▶ [What this task involves] Give back the entire listing that follows, exactly.
===== Source material =====
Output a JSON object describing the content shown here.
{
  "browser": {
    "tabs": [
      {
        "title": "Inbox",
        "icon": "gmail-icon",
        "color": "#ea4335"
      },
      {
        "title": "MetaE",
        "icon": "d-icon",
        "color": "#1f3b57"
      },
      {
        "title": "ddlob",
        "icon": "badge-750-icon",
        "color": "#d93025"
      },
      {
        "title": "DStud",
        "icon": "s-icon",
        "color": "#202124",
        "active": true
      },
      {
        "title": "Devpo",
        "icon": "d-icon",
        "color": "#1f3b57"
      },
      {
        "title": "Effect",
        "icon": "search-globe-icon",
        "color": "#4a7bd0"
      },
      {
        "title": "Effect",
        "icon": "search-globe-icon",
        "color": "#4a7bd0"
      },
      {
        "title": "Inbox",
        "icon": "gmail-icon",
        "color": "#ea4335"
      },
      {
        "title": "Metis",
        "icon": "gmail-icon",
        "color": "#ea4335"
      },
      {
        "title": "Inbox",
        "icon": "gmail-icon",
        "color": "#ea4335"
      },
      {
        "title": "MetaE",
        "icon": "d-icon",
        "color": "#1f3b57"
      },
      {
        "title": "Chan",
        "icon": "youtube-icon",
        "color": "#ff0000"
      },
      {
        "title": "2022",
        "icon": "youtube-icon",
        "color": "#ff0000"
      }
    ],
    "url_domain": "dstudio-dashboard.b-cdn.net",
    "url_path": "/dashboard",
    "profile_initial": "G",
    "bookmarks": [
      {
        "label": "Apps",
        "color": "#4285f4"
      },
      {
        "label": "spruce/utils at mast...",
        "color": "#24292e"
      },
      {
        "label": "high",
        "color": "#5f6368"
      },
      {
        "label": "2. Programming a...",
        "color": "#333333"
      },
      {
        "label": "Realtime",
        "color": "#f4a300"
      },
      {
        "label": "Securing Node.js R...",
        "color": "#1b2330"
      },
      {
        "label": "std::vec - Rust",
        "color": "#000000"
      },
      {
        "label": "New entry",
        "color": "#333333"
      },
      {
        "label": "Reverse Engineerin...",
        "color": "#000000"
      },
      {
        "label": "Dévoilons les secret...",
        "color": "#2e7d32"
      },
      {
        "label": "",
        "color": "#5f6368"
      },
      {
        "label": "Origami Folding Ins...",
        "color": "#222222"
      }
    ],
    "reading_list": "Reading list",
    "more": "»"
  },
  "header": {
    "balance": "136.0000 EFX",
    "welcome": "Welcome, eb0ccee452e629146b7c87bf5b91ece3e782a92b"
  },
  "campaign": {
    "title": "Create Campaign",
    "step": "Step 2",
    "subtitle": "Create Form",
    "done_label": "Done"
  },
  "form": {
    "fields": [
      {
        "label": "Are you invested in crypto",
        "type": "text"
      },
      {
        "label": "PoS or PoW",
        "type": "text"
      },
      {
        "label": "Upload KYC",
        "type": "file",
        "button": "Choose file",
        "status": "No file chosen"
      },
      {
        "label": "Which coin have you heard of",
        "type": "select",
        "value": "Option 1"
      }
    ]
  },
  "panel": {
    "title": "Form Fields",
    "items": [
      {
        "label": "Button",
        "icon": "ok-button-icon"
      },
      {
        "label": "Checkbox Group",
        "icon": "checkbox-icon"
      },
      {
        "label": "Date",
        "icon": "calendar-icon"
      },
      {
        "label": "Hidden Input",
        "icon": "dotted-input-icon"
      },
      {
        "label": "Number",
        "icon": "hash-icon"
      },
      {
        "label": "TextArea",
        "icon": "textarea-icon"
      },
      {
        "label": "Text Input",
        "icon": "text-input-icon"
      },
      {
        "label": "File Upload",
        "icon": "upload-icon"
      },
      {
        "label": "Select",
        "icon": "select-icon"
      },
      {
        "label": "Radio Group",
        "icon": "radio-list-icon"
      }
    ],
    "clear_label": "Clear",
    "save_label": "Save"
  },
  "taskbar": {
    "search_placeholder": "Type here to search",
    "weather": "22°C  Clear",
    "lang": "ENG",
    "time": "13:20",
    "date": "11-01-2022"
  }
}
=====
▶ [Solution to the problem]
Output a JSON object describing the content shown here.
{
  "browser": {
    "tabs": [
      {
        "title": "Inbox",
        "icon": "gmail-icon",
        "color": "#ea4335"
      },
      {
        "title": "MetaE",
        "icon": "d-icon",
        "color": "#1f3b57"
      },
      {
        "title": "ddlob",
        "icon": "badge-750-icon",
        "color": "#d93025"
      },
      {
        "title": "DStud",
        "icon": "s-icon",
        "color": "#202124",
        "active": true
      },
      {
        "title": "Devpo",
        "icon": "d-icon",
        "color": "#1f3b57"
      },
      {
        "title": "Effect",
        "icon": "search-globe-icon",
        "color": "#4a7bd0"
      },
      {
        "title": "Effect",
        "icon": "search-globe-icon",
        "color": "#4a7bd0"
      },
      {
        "title": "Inbox",
        "icon": "gmail-icon",
        "color": "#ea4335"
      },
      {
        "title": "Metis",
        "icon": "gmail-icon",
        "color": "#ea4335"
      },
      {
        "title": "Inbox",
        "icon": "gmail-icon",
        "color": "#ea4335"
      },
      {
        "title": "MetaE",
        "icon": "d-icon",
        "color": "#1f3b57"
      },
      {
        "title": "Chan",
        "icon": "youtube-icon",
        "color": "#ff0000"
      },
      {
        "title": "2022",
        "icon": "youtube-icon",
        "color": "#ff0000"
      }
    ],
    "url_domain": "dstudio-dashboard.b-cdn.net",
    "url_path": "/dashboard",
    "profile_initial": "G",
    "bookmarks": [
      {
        "label": "Apps",
        "color": "#4285f4"
      },
      {
        "label": "spruce/utils at mast...",
        "color": "#24292e"
      },
      {
        "label": "high",
        "color": "#5f6368"
      },
      {
        "label": "2. Programming a...",
        "color": "#333333"
      },
      {
        "label": "Realtime",
        "color": "#f4a300"
      },
      {
        "label": "Securing Node.js R...",
        "color": "#1b2330"
      },
      {
        "label": "std::vec - Rust",
        "color": "#000000"
      },
      {
        "label": "New entry",
        "color": "#333333"
      },
      {
        "label": "Reverse Engineerin...",
        "color": "#000000"
      },
      {
        "label": "Dévoilons les secret...",
        "color": "#2e7d32"
      },
      {
        "label": "",
        "color": "#5f6368"
      },
      {
        "label": "Origami Folding Ins...",
        "color": "#222222"
      }
    ],
    "reading_list": "Reading list",
    "more": "»"
  },
  "header": {
    "balance": "136.0000 EFX",
    "welcome": "Welcome, eb0ccee452e629146b7c87bf5b91ece3e782a92b"
  },
  "campaign": {
    "title": "Create Campaign",
    "step": "Step 2",
    "subtitle": "Create Form",
    "done_label": "Done"
  },
  "form": {
    "fields": [
      {
        "label": "Are you invested in crypto",
        "type": "text"
      },
      {
        "label": "PoS or PoW",
        "type": "text"
      },
      {
        "label": "Upload KYC",
        "type": "file",
        "button": "Choose file",
        "status": "No file chosen"
      },
      {
        "label": "Which coin have you heard of",
        "type": "select",
        "value": "Option 1"
      }
    ]
  },
  "panel": {
    "title": "Form Fields",
    "items": [
      {
        "label": "Button",
        "icon": "ok-button-icon"
      },
      {
        "label": "Checkbox Group",
        "icon": "checkbox-icon"
      },
      {
        "label": "Date",
        "icon": "calendar-icon"
      },
      {
        "label": "Hidden Input",
        "icon": "dotted-input-icon"
      },
      {
        "label": "Number",
        "icon": "hash-icon"
      },
      {
        "label": "TextArea",
        "icon": "textarea-icon"
      },
      {
        "label": "Text Input",
        "icon": "text-input-icon"
      },
      {
        "label": "File Upload",
        "icon": "upload-icon"
      },
      {
        "label": "Select",
        "icon": "select-icon"
      },
      {
        "label": "Radio Group",
        "icon": "radio-list-icon"
      }
    ],
    "clear_label": "Clear",
    "save_label": "Save"
  },
  "taskbar": {
    "search_placeholder": "Type here to search",
    "weather": "22°C  Clear",
    "lang": "ENG",
    "time": "13:20",
    "date": "11-01-2022"
  }
}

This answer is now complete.